Show, in full, each line of the data that contains "name".

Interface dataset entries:
------------------------------------------------------------

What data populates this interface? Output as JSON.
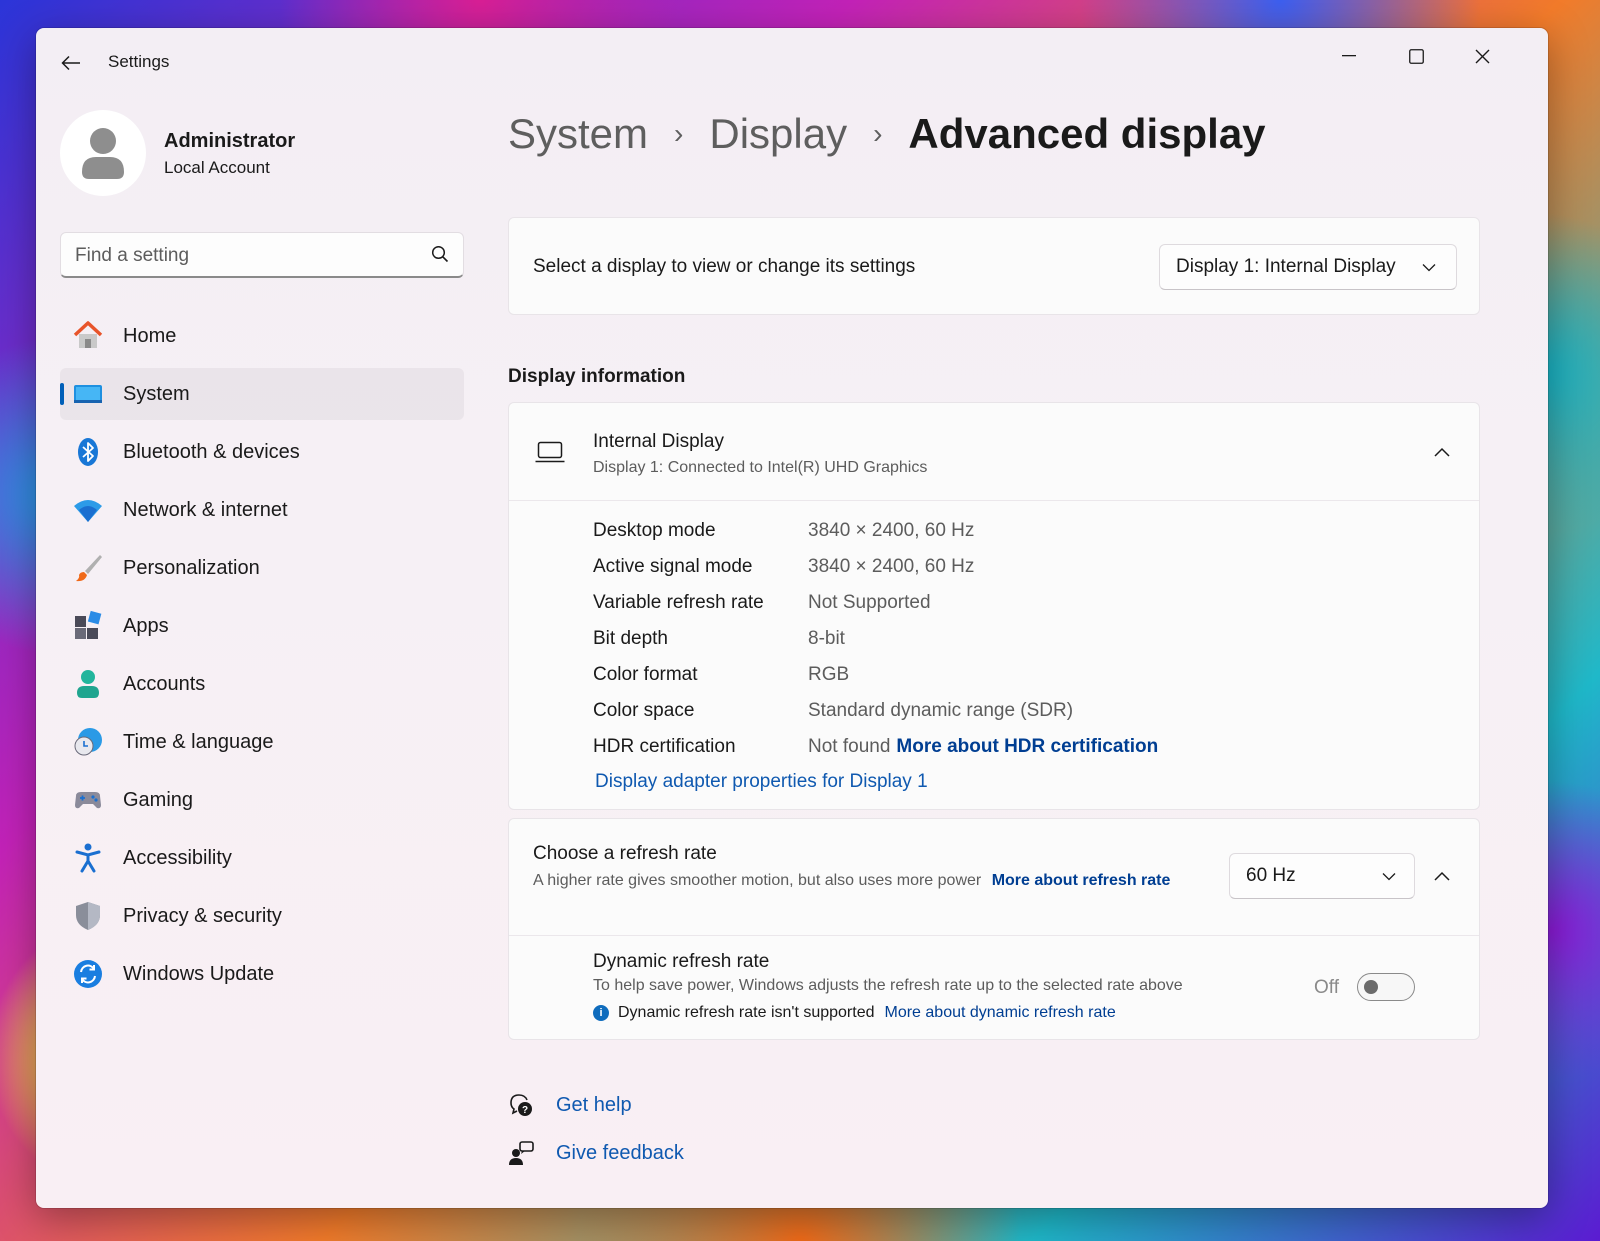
{
  "window": {
    "app_title": "Settings"
  },
  "user": {
    "name": "Administrator",
    "account_type": "Local Account"
  },
  "search": {
    "placeholder": "Find a setting"
  },
  "sidebar": {
    "items": [
      {
        "label": "Home",
        "icon": "home-icon",
        "active": false
      },
      {
        "label": "System",
        "icon": "system-icon",
        "active": true
      },
      {
        "label": "Bluetooth & devices",
        "icon": "bluetooth-icon",
        "active": false
      },
      {
        "label": "Network & internet",
        "icon": "wifi-icon",
        "active": false
      },
      {
        "label": "Personalization",
        "icon": "brush-icon",
        "active": false
      },
      {
        "label": "Apps",
        "icon": "apps-icon",
        "active": false
      },
      {
        "label": "Accounts",
        "icon": "accounts-icon",
        "active": false
      },
      {
        "label": "Time & language",
        "icon": "clock-globe-icon",
        "active": false
      },
      {
        "label": "Gaming",
        "icon": "gamepad-icon",
        "active": false
      },
      {
        "label": "Accessibility",
        "icon": "accessibility-icon",
        "active": false
      },
      {
        "label": "Privacy & security",
        "icon": "shield-icon",
        "active": false
      },
      {
        "label": "Windows Update",
        "icon": "update-icon",
        "active": false
      }
    ]
  },
  "breadcrumb": {
    "items": [
      "System",
      "Display"
    ],
    "current": "Advanced display"
  },
  "display_select": {
    "label": "Select a display to view or change its settings",
    "selected": "Display 1: Internal Display"
  },
  "display_info": {
    "section_title": "Display information",
    "name": "Internal Display",
    "subtitle": "Display 1: Connected to Intel(R) UHD Graphics",
    "properties": [
      {
        "label": "Desktop mode",
        "value": "3840 × 2400, 60 Hz"
      },
      {
        "label": "Active signal mode",
        "value": "3840 × 2400, 60 Hz"
      },
      {
        "label": "Variable refresh rate",
        "value": "Not Supported"
      },
      {
        "label": "Bit depth",
        "value": "8-bit"
      },
      {
        "label": "Color format",
        "value": "RGB"
      },
      {
        "label": "Color space",
        "value": "Standard dynamic range (SDR)"
      },
      {
        "label": "HDR certification",
        "value": "Not found",
        "link": "More about HDR certification"
      }
    ],
    "adapter_link": "Display adapter properties for Display 1"
  },
  "refresh_rate": {
    "title": "Choose a refresh rate",
    "description": "A higher rate gives smoother motion, but also uses more power",
    "link": "More about refresh rate",
    "selected": "60 Hz",
    "dynamic": {
      "title": "Dynamic refresh rate",
      "description": "To help save power, Windows adjusts the refresh rate up to the selected rate above",
      "note": "Dynamic refresh rate isn't supported",
      "note_link": "More about dynamic refresh rate",
      "toggle_state": "Off"
    }
  },
  "help": {
    "get_help": "Get help",
    "give_feedback": "Give feedback"
  },
  "colors": {
    "accent": "#005fb8",
    "link": "#003e92"
  }
}
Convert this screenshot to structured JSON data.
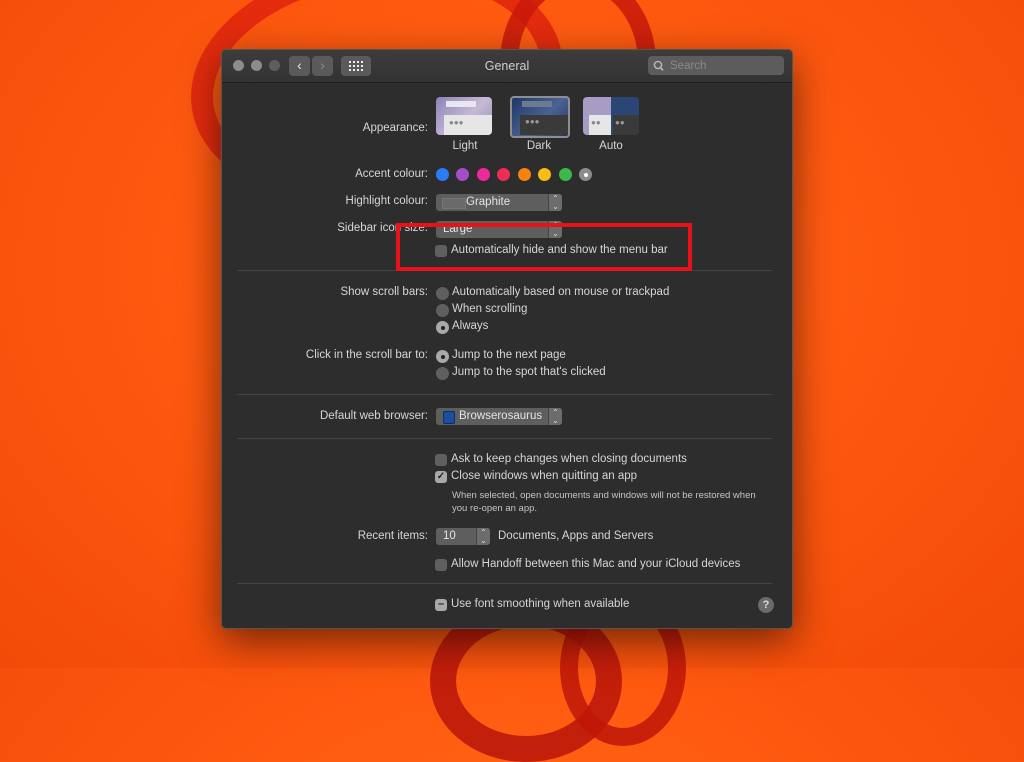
{
  "window": {
    "title": "General",
    "search_placeholder": "Search",
    "traffic_lights": [
      "close",
      "minimize",
      "zoom"
    ]
  },
  "appearance": {
    "label": "Appearance:",
    "options": [
      {
        "name": "Light",
        "selected": false
      },
      {
        "name": "Dark",
        "selected": true
      },
      {
        "name": "Auto",
        "selected": false
      }
    ]
  },
  "accent": {
    "label": "Accent colour:",
    "colors": [
      "#2a7df4",
      "#a34ec6",
      "#ee2a9a",
      "#ee2d54",
      "#f6820f",
      "#f8bc16",
      "#3cb94a",
      "#8c8c8c"
    ],
    "selected_index": 7
  },
  "highlight": {
    "label": "Highlight colour:",
    "value": "Graphite"
  },
  "sidebar_icon": {
    "label": "Sidebar icon size:",
    "value": "Large"
  },
  "menu_bar": {
    "label": "Automatically hide and show the menu bar",
    "checked": false
  },
  "scroll_bars": {
    "label": "Show scroll bars:",
    "options": [
      "Automatically based on mouse or trackpad",
      "When scrolling",
      "Always"
    ],
    "selected_index": 2
  },
  "click_scroll": {
    "label": "Click in the scroll bar to:",
    "options": [
      "Jump to the next page",
      "Jump to the spot that's clicked"
    ],
    "selected_index": 0
  },
  "browser": {
    "label": "Default web browser:",
    "value": "Browserosaurus"
  },
  "documents": {
    "ask_keep": {
      "label": "Ask to keep changes when closing documents",
      "checked": false
    },
    "close_windows": {
      "label": "Close windows when quitting an app",
      "checked": true
    },
    "note": "When selected, open documents and windows will not be restored when you re-open an app."
  },
  "recent": {
    "label": "Recent items:",
    "value": "10",
    "suffix": "Documents, Apps and Servers"
  },
  "handoff": {
    "label": "Allow Handoff between this Mac and your iCloud devices",
    "checked": false
  },
  "font_smoothing": {
    "label": "Use font smoothing when available",
    "state": "mixed"
  },
  "annotation": {
    "color": "#e8121a"
  }
}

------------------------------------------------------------

_Output for this task_.
    "name": "Administrator",
    "name": "Internal Display",
        "name": "Light",
        "name": "Dark",
        "name": "Auto",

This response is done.